Common signs of stagnant Qi include:

  • Physical discomfort, such as pain or tightness in specific areas.
  • Emotional disturbances, like stress or moodiness.
  • Digestive issues, such as bloating or irregular bowel movements.
  • A general sense of feeling unwell or lacking energy.

Identifying and addressing these signs can help you restore your Qi’s proper flow and improve your quality of life.

Traditional Chinese Medicine Approaches

In Traditional Chinese Medicine (TCM), addressing stagnant Qi involves holistic methods that aim to restore your body’s balance and flow of energy.


Acupuncture is a key TCM practice that can effectively mobilize your stagnant Qi.

Tiny needles are carefully inserted into specific points on your body known as acupuncture points or meridians. This can help alleviate energy blockages and promote healing.

For instance, the point known as Liver 3 (LR-3), often used for stress, is believed to facilitate the smooth flow of Qi and blood.

Herbal Remedies

Herbal Remedies play a significant role in dispersing stagnant Qi.

TCM practitioners may recommend specific herbs tailored to your condition.

For instance, Peppermint is often suggested for its Qi-regulating properties.

Additionally, herbs like Turmeric or Ginger are praised for their ability to improve Qi circulation.

It’s important to consult with a qualified TCM practitioner for a personalized herbal treatment plan.

Qi Gong and Tai Chi

When you’re looking to improve your energy flow and alleviate symptoms of stagnant qi such as stress and low vitality, Qi Gong and Tai Chi may offer you effective solutions.

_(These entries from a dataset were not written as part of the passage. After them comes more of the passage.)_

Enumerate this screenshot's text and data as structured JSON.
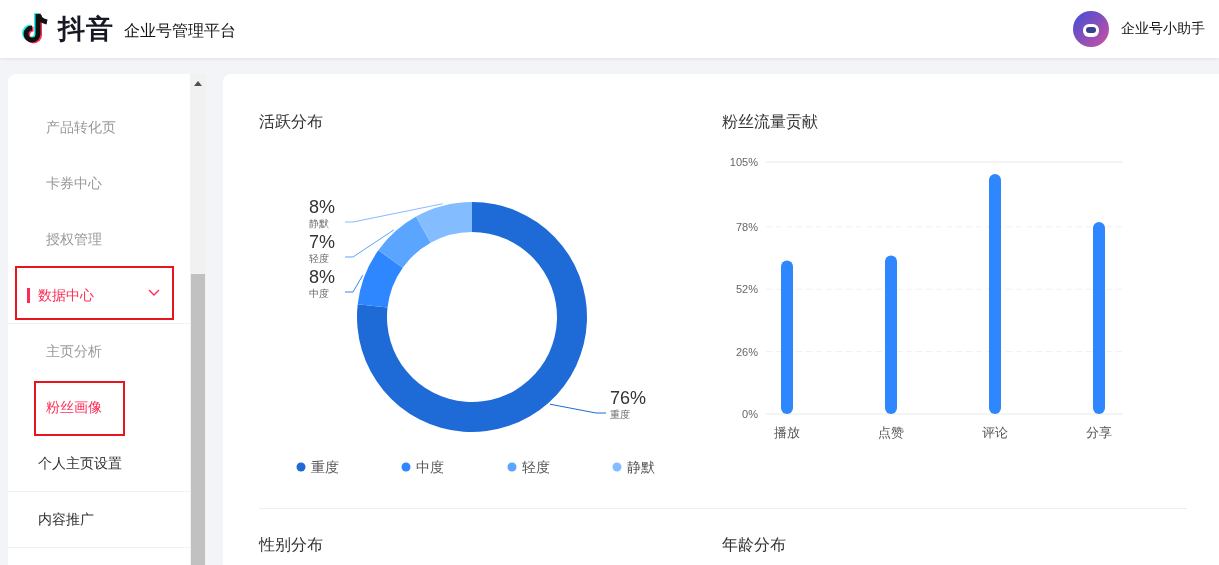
{
  "header": {
    "logo_text": "抖音",
    "platform_name": "企业号管理平台",
    "assistant_name": "企业号小助手"
  },
  "sidebar": {
    "items": [
      {
        "kind": "sub",
        "label": "产品转化页",
        "selected": false,
        "annotated": false
      },
      {
        "kind": "sub",
        "label": "卡券中心",
        "selected": false,
        "annotated": false
      },
      {
        "kind": "sub",
        "label": "授权管理",
        "selected": false,
        "annotated": false
      },
      {
        "kind": "group",
        "label": "数据中心",
        "expanded": true,
        "annotated": true,
        "children": [
          {
            "kind": "sub",
            "label": "主页分析",
            "selected": false,
            "annotated": false
          },
          {
            "kind": "sub",
            "label": "粉丝画像",
            "selected": true,
            "annotated": true
          }
        ]
      },
      {
        "kind": "group",
        "label": "个人主页设置",
        "expanded": false,
        "annotated": false
      },
      {
        "kind": "group",
        "label": "内容推广",
        "expanded": false,
        "annotated": false
      }
    ]
  },
  "panels": [
    {
      "title": "活跃分布",
      "chart_data": {
        "type": "donut",
        "categories": [
          "重度",
          "中度",
          "轻度",
          "静默"
        ],
        "values": [
          76,
          8,
          7,
          8
        ],
        "value_labels": [
          "76%",
          "8%",
          "7%",
          "8%"
        ]
      },
      "legend": [
        {
          "label": "重度",
          "color": "#1e6bd8"
        },
        {
          "label": "中度",
          "color": "#2f87ff"
        },
        {
          "label": "轻度",
          "color": "#5aa5ff"
        },
        {
          "label": "静默",
          "color": "#84bdff"
        }
      ]
    },
    {
      "title": "粉丝流量贡献",
      "chart_data": {
        "type": "bar",
        "categories": [
          "播放",
          "点赞",
          "评论",
          "分享"
        ],
        "values": [
          64,
          66,
          100,
          80
        ],
        "grid": true,
        "ylim": [
          0,
          105
        ],
        "yticks": [
          {
            "value": 0,
            "label": "0%"
          },
          {
            "value": 26,
            "label": "26%"
          },
          {
            "value": 52,
            "label": "52%"
          },
          {
            "value": 78,
            "label": "78%"
          },
          {
            "value": 105,
            "label": "105%"
          }
        ]
      }
    },
    {
      "title": "性别分布"
    },
    {
      "title": "年龄分布"
    }
  ]
}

Both are ancient Chinese practices that emphasize slow, graceful movements accompanied by deep breathing.

Qi Gong is a meditative practice that consists of exercises designed to help you harness and guide your qi effectively. Here’s how you can begin.

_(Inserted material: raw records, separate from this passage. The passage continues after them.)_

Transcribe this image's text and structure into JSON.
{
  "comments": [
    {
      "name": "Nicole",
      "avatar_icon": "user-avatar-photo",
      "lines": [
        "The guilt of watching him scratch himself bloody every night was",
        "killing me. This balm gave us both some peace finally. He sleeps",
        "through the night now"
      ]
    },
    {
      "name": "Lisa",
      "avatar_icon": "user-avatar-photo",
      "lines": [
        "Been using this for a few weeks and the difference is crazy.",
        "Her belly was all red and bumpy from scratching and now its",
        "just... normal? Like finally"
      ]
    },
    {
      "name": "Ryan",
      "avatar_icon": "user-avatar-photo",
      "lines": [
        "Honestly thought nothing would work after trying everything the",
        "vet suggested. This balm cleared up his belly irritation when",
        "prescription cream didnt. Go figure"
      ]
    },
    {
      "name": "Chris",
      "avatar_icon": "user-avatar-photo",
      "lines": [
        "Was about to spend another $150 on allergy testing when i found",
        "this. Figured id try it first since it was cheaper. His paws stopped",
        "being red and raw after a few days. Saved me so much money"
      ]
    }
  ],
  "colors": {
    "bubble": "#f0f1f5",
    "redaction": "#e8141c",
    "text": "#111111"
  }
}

  1. Start with simple, repetitive movements.
  2. Focus on deep, rhythmic breathing.
  3. Engage in these exercises with intention and mindfulness.

Tai Chi, often considered a form of Qi Gong, integrates more complex sequences of movements, resembling a slow-motion dance.

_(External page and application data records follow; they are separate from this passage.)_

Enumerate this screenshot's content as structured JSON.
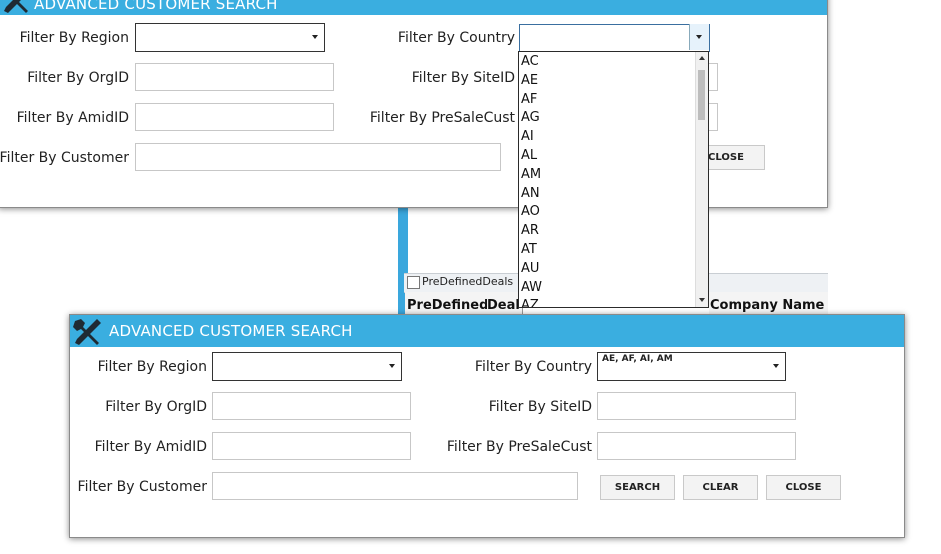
{
  "background": {
    "predefined_tab_label": "PreDefinedDeals",
    "column_headers": [
      "PreDefined",
      "Deal",
      "Company Name"
    ]
  },
  "top_dialog": {
    "title": "ADVANCED CUSTOMER SEARCH",
    "labels": {
      "region": "Filter By Region",
      "country": "Filter By Country",
      "orgid": "Filter By OrgID",
      "siteid": "Filter By SiteID",
      "amidid": "Filter By AmidID",
      "presalecust": "Filter By PreSaleCust",
      "customer": "Filter By Customer"
    },
    "close_label": "CLOSE",
    "country_options": [
      "AC",
      "AE",
      "AF",
      "AG",
      "AI",
      "AL",
      "AM",
      "AN",
      "AO",
      "AR",
      "AT",
      "AU",
      "AW",
      "AZ"
    ]
  },
  "bottom_dialog": {
    "title": "ADVANCED CUSTOMER SEARCH",
    "labels": {
      "region": "Filter By Region",
      "country": "Filter By Country",
      "orgid": "Filter By OrgID",
      "siteid": "Filter By SiteID",
      "amidid": "Filter By AmidID",
      "presalecust": "Filter By PreSaleCust",
      "customer": "Filter By Customer"
    },
    "country_value": "AE, AF, AI, AM",
    "buttons": {
      "search": "SEARCH",
      "clear": "CLEAR",
      "close": "CLOSE"
    }
  },
  "colors": {
    "titlebar": "#3aaee0",
    "dialog_bg": "#ffffff",
    "input_border": "#c7c7c7"
  }
}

Despite its gentle pace, Tai Chi promotes strength and flexibility alongside energy flow. To practice Tai Chi:

  • Begin with basic forms, such as waving hands like clouds or repulsing the monkey.
  • Join a class or find online guidance, as sequence and form are important.
  • Consistency is key for benefits.

For optimal results, consider including these practices in your daily routine.

Over time, you’re likely to notice increased energy levels and reduced stress, as these techniques aim to move stagnant qi throughout the body.

Remember, while physical movement is important, your breath and mindfulness are equally vital in guiding qi smoothly through your meridians—the energy pathways of the body.

Diet and Lifestyle Adjustments

To enhance your Qi circulation, consider making thoughtful changes to your diet and daily routines, focusing on fostering balance and managing stress.

Balanced Diet for Qi Flow

Incorporate foods that promote Qi flow to help alleviate stagnation.

Green leafy vegetables and fruits are beneficial, providing necessary nutrients without overloading your system.

According to traditional Chinese medicine, avoid foods that can exacerbate Qi stagnation like processed items, sugar, and deep-fried foods.

Foods to Include:

  • Leafy greens (spinach, kale)
  • Bitter herbs (dandelion greens)
  • Easy-to-digest fruits (berries, apples)

Stress Reduction Techniques

Stress management plays a key role in maintaining a smooth Qi flow.

Engage in activities like yoga, meditation, or tai chi; these practices reduce stress and encourage energy movement.

Additionally, consider lifestyle adjustments like getting enough rest and integrating regular physical activity into your routine.